■ **Activity**
Reproduce the entries that follow exactly, dropping each image.

■ **Record extracts**
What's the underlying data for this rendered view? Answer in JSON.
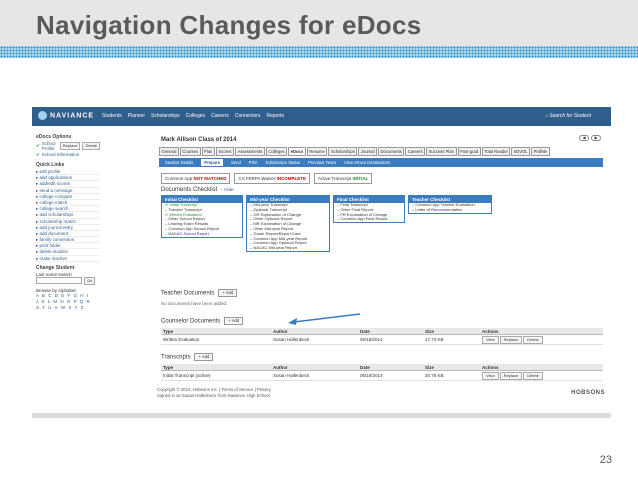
{
  "slide": {
    "title": "Navigation Changes for eDocs",
    "page_number": "23"
  },
  "app": {
    "logo": "NAVIANCE",
    "nav_items": [
      "Students",
      "Planner",
      "Scholarships",
      "Colleges",
      "Careers",
      "Connectors",
      "Reports"
    ],
    "search_label": "Search for Student"
  },
  "sidebar": {
    "edocs_options": "eDocs Options",
    "school_profile": "School Profile",
    "school_information": "School Information",
    "replace_label": "Replace",
    "delete_label": "Delete",
    "quick_links": "Quick Links",
    "links": [
      "edit profile",
      "add applications",
      "add/edit scores",
      "send a message",
      "college compare",
      "college match",
      "college search",
      "add scholarships",
      "scholarship match",
      "add journal entry",
      "add document",
      "family connection",
      "print folder",
      "delete student",
      "make inactive"
    ],
    "change_student": "Change Student",
    "last_name_search": "Last name search",
    "go_label": "Go",
    "browse_alpha": "Browse by Alphabet",
    "alphabet_rows": [
      "A B C D E F G H I",
      "J K L M N O P Q R",
      "S T U V W X Y Z"
    ]
  },
  "main": {
    "student_name": "Mark Allison Class of 2014",
    "tabs": [
      "General",
      "Courses",
      "Plan",
      "Scores",
      "Assessments",
      "Colleges",
      "eDocs",
      "Resume",
      "Scholarships",
      "Journal",
      "Documents",
      "Careers",
      "Success Plan",
      "Post-grad",
      "Total Reader",
      "eDVOL",
      "ProfMe"
    ],
    "subtabs": [
      "Student Details",
      "Prepare",
      "Send",
      "Print",
      "Submission Status",
      "Previous Years",
      "View eDocs Destinations"
    ],
    "status_1_prefix": "Common App",
    "status_1_value": "NOT MATCHED",
    "status_2_prefix": "CA FERPA Waiver",
    "status_2_value": "INCOMPLETE",
    "status_3_prefix": "Active Transcript",
    "status_3_value": "INITIAL",
    "documents_checklist": "Documents Checklist",
    "hide_label": "Hide",
    "checklists": [
      {
        "title": "Initial Checklist",
        "items": [
          {
            "text": "Initial Transcript",
            "done": true
          },
          {
            "text": "Transfer Transcript",
            "done": false
          },
          {
            "text": "Written Evaluation",
            "done": true
          },
          {
            "text": "Other School Report",
            "done": false
          },
          {
            "text": "Leaving Exam Results",
            "done": false
          },
          {
            "text": "Common App School Report",
            "done": false
          },
          {
            "text": "NACAC School Report",
            "done": false
          }
        ]
      },
      {
        "title": "Mid-year Checklist",
        "items": [
          {
            "text": "Mid-year Transcript",
            "done": false
          },
          {
            "text": "Optional Transcript",
            "done": false
          },
          {
            "text": "OR Explanation of Change",
            "done": false
          },
          {
            "text": "Other Optional Report",
            "done": false
          },
          {
            "text": "MR Explanation of Change",
            "done": false
          },
          {
            "text": "Other Mid-year Report",
            "done": false
          },
          {
            "text": "Grade Report/Report Card",
            "done": false
          },
          {
            "text": "Common App Mid-year Report",
            "done": false
          },
          {
            "text": "Common App Optional Report",
            "done": false
          },
          {
            "text": "NACAC Mid-year Report",
            "done": false
          }
        ]
      },
      {
        "title": "Final Checklist",
        "items": [
          {
            "text": "Final Transcript",
            "done": false
          },
          {
            "text": "Other Final Report",
            "done": false
          },
          {
            "text": "FR Explanation of Change",
            "done": false
          },
          {
            "text": "Common App Final Report",
            "done": false
          }
        ]
      },
      {
        "title": "Teacher Checklist",
        "items": [
          {
            "text": "Common App Teacher Evaluation",
            "done": false
          },
          {
            "text": "Letter of Recommendation",
            "done": false
          }
        ]
      }
    ],
    "teacher_documents": "Teacher Documents",
    "add_label": "Add",
    "no_documents": "No documents have been added.",
    "counselor_documents": "Counselor Documents",
    "transcripts": "Transcripts",
    "table_headers": [
      "Type",
      "Author",
      "Date",
      "Size",
      "Actions"
    ],
    "counselor_rows": [
      [
        "Written Evaluation",
        "Susan Hallenbeck",
        "06/18/2014",
        "17.73 KB"
      ]
    ],
    "transcript_rows": [
      [
        "Initial Transcript (active)",
        "Susan Hallenbeck",
        "06/18/2014",
        "20.76 KB"
      ]
    ],
    "actions": [
      "View",
      "Replace",
      "Delete"
    ],
    "footer_line1": "Copyright © 2014, Hobsons Inc. | Terms of Service | Privacy",
    "footer_line2": "Signed in as Susan Hallenbeck from Naviance High School",
    "brand": "HOBSONS"
  },
  "colors": {
    "nav_blue": "#2f5d8c",
    "tab_blue": "#3a7cbf",
    "alert_red": "#d20000",
    "ok_green": "#1f8f2f"
  }
}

■ **Your response**
What's the underlying data for this rendered view? Answer in JSON.
{
  "slide": {
    "title": "Navigation Changes for eDocs",
    "page_number": "23"
  },
  "app": {
    "logo": "NAVIANCE",
    "nav_items": [
      "Students",
      "Planner",
      "Scholarships",
      "Colleges",
      "Careers",
      "Connectors",
      "Reports"
    ],
    "search_label": "Search for Student"
  },
  "sidebar": {
    "edocs_options": "eDocs Options",
    "school_profile": "School Profile",
    "school_information": "School Information",
    "replace_label": "Replace",
    "delete_label": "Delete",
    "quick_links": "Quick Links",
    "links": [
      "edit profile",
      "add applications",
      "add/edit scores",
      "send a message",
      "college compare",
      "college match",
      "college search",
      "add scholarships",
      "scholarship match",
      "add journal entry",
      "add document",
      "family connection",
      "print folder",
      "delete student",
      "make inactive"
    ],
    "change_student": "Change Student",
    "last_name_search": "Last name search",
    "go_label": "Go",
    "browse_alpha": "Browse by Alphabet",
    "alphabet_rows": [
      "A B C D E F G H I",
      "J K L M N O P Q R",
      "S T U V W X Y Z"
    ]
  },
  "main": {
    "student_name": "Mark Allison Class of 2014",
    "tabs": [
      "General",
      "Courses",
      "Plan",
      "Scores",
      "Assessments",
      "Colleges",
      "eDocs",
      "Resume",
      "Scholarships",
      "Journal",
      "Documents",
      "Careers",
      "Success Plan",
      "Post-grad",
      "Total Reader",
      "eDVOL",
      "ProfMe"
    ],
    "subtabs": [
      "Student Details",
      "Prepare",
      "Send",
      "Print",
      "Submission Status",
      "Previous Years",
      "View eDocs Destinations"
    ],
    "status_1_prefix": "Common App",
    "status_1_value": "NOT MATCHED",
    "status_2_prefix": "CA FERPA Waiver",
    "status_2_value": "INCOMPLETE",
    "status_3_prefix": "Active Transcript",
    "status_3_value": "INITIAL",
    "documents_checklist": "Documents Checklist",
    "hide_label": "Hide",
    "checklists": [
      {
        "title": "Initial Checklist",
        "items": [
          {
            "text": "Initial Transcript",
            "done": true
          },
          {
            "text": "Transfer Transcript",
            "done": false
          },
          {
            "text": "Written Evaluation",
            "done": true
          },
          {
            "text": "Other School Report",
            "done": false
          },
          {
            "text": "Leaving Exam Results",
            "done": false
          },
          {
            "text": "Common App School Report",
            "done": false
          },
          {
            "text": "NACAC School Report",
            "done": false
          }
        ]
      },
      {
        "title": "Mid-year Checklist",
        "items": [
          {
            "text": "Mid-year Transcript",
            "done": false
          },
          {
            "text": "Optional Transcript",
            "done": false
          },
          {
            "text": "OR Explanation of Change",
            "done": false
          },
          {
            "text": "Other Optional Report",
            "done": false
          },
          {
            "text": "MR Explanation of Change",
            "done": false
          },
          {
            "text": "Other Mid-year Report",
            "done": false
          },
          {
            "text": "Grade Report/Report Card",
            "done": false
          },
          {
            "text": "Common App Mid-year Report",
            "done": false
          },
          {
            "text": "Common App Optional Report",
            "done": false
          },
          {
            "text": "NACAC Mid-year Report",
            "done": false
          }
        ]
      },
      {
        "title": "Final Checklist",
        "items": [
          {
            "text": "Final Transcript",
            "done": false
          },
          {
            "text": "Other Final Report",
            "done": false
          },
          {
            "text": "FR Explanation of Change",
            "done": false
          },
          {
            "text": "Common App Final Report",
            "done": false
          }
        ]
      },
      {
        "title": "Teacher Checklist",
        "items": [
          {
            "text": "Common App Teacher Evaluation",
            "done": false
          },
          {
            "text": "Letter of Recommendation",
            "done": false
          }
        ]
      }
    ],
    "teacher_documents": "Teacher Documents",
    "add_label": "Add",
    "no_documents": "No documents have been added.",
    "counselor_documents": "Counselor Documents",
    "transcripts": "Transcripts",
    "table_headers": [
      "Type",
      "Author",
      "Date",
      "Size",
      "Actions"
    ],
    "counselor_rows": [
      [
        "Written Evaluation",
        "Susan Hallenbeck",
        "06/18/2014",
        "17.73 KB"
      ]
    ],
    "transcript_rows": [
      [
        "Initial Transcript (active)",
        "Susan Hallenbeck",
        "06/18/2014",
        "20.76 KB"
      ]
    ],
    "actions": [
      "View",
      "Replace",
      "Delete"
    ],
    "footer_line1": "Copyright © 2014, Hobsons Inc. | Terms of Service | Privacy",
    "footer_line2": "Signed in as Susan Hallenbeck from Naviance High School",
    "brand": "HOBSONS"
  },
  "colors": {
    "nav_blue": "#2f5d8c",
    "tab_blue": "#3a7cbf",
    "alert_red": "#d20000",
    "ok_green": "#1f8f2f"
  }
}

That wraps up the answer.